  2. 2. <Section####_Lab#> Double Click to Edit 2 2 Fig.1. Matlab code used to implement LQR method The code outputs four vectors of gain values. Using the lab 4 LabView VI, these gains are then tested on the actual system. Table 1 in the results section shows the gain values that were obtained using this code. The R matrix was found through a lot of trial and error experimenting with a range of different R values on the physical Furuta pendulum system. The Q matrix was determined based on trying to get gain values similar to the gains found by using pole-placement in LabView. [1] C. Quantifying System Performance System performance is quantified using the root mean square formula to solve for errors. RMS error is shown below: 𝑥 𝑟𝑚𝑠 = √ 1 𝑛 (𝑥1 2 + 𝑥2 2 + ⋯ + 𝑥 𝑛 2) (5) RMS error was calculated for 𝜃1 and 𝜃2, where 𝜃1 represents the swing arm and 𝜃2 represents the pendulum arm. III. RESULTS TABLE I GAIN/STATE VARIABLES Gain Gain Classification State Variable State Variable Measurement 𝒌 𝟏 Proportional 𝜃1 Swing arm position 𝒌 𝟐 Proportional 𝜃2 Pendulum arm position 𝒌 𝟑 Derivative 𝜃̇3 Swing arm angular velocity 𝒌 𝟒 Derivative 𝜃4 ̇ Pendulum arm angular velocity 𝒌 𝟓 Proportional 𝑖 Motor current TABLE II SYSTEM WEIGHTINGS AND GAIN VALUES R value Q value 𝒌 𝟏 𝒌 𝟐 𝒌 𝟑 𝒌 𝟒 𝒌 𝟓 1 40 -0.2635 1.3008 -0.1614 0.1966 0.0006 5 40 -0.1179 0.8997 -0.0913 0.1369 0.0005 7.5 40 -0.0962 0.8348 -0.0802 0.1271 0.0005 10 40 -0.0833 0.7948 -0.0734 0.1210 0.0005 Fig.2. Plot of swing arm position/vertical pendulum position and desired swing arm position vs. time for R=1. Fig.3. Plot of swing arm position/vertical pendulum position and desired swing arm position vs. time for R=5.
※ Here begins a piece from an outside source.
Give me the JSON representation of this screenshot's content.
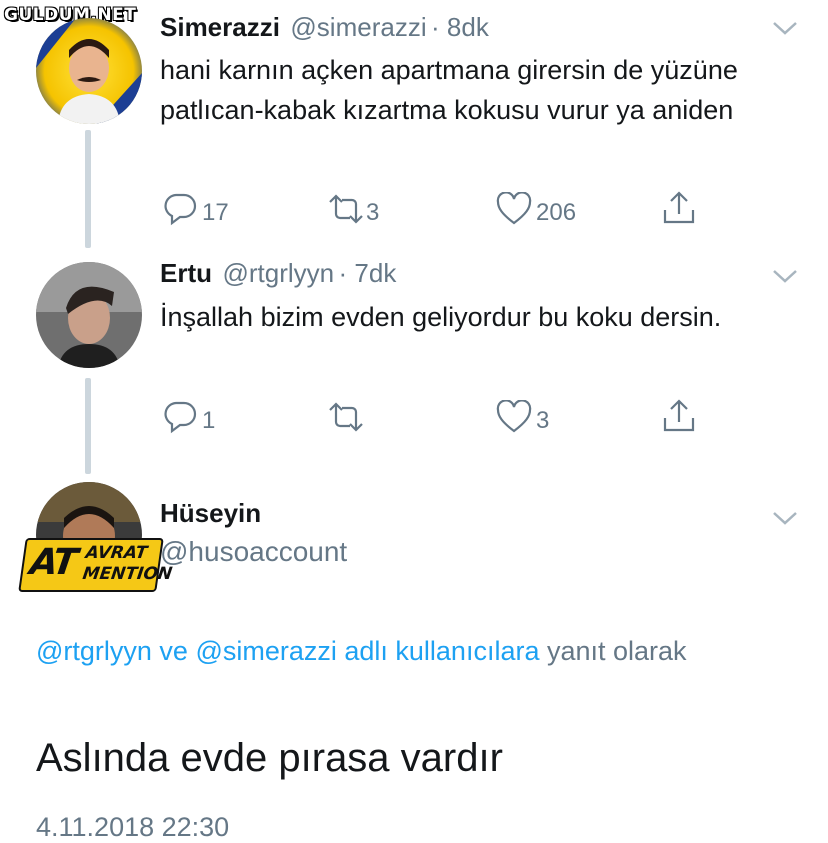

  3. 3. <Section####_Lab#> Double Click to Edit 3 3 Fig.4. Plot of swing arm position/vertical pendulum position and desired swing arm position vs. time for R=7.5. Fig.5. Plot of swing arm position/vertical pendulum position and desired swing arm position vs. time for R=7.5. TABLE III RMS ERROR R Value Q Value RMS Error 𝜽 𝟏 RMS Error 𝜽 𝟐 1 40 0.343 0.101 5 40 0.710 0.119 7.5 40 0.328 0.074 10 40 0.544 0.125 IV. DISCUSSION The purpose of the Final Project assignment was to build on the full-state feedback controllers designed to control the Furuta Pendulum system. Students are asked to find the balance between cost effectiveness and control effort. This is done by utilizing the LQR method. The matlab code was implemented to find desired gain vectors based on the state- space model that was found using LabView in previous labs. Once the gains values were established, they were tested on the physical Furuta Pendulum setup in lab. Using the rms method, errors were calculated for both 𝜃1 and 𝜃2, where 𝜃1 corresponds to the swing arm and 𝜃2 corresponds to the pendulum arm. Referencing Table II, it can be seen that an R value of 7.5 yielded better results than any other R value. At an R value of 7.5, RMS error of both 𝜃1 and 𝜃2 was the smallest. Using an R value of 1 yielded the next best results as RMS errors for both theta’s were the next smallest. From the data taken, it is clear that there is not a clear correlation in terms of R value selection and lower RMS errors. Instead, certain values of R yield more desired results than others, in no order. Given more time to experiment with different R values and the Furuta Penduum setup, RMS error could potentially be reduced even further. Using R values that were too large, greater than ten, the system was not able to command pendulum motion efficiently. Large R values caused the system to become unstable, yielding results that were undesirable. For all gains used, the system yielded reasonably stable results. REFERENCES [1] S. Banks, “EML 4314C Fall 2016 Lecture Notes”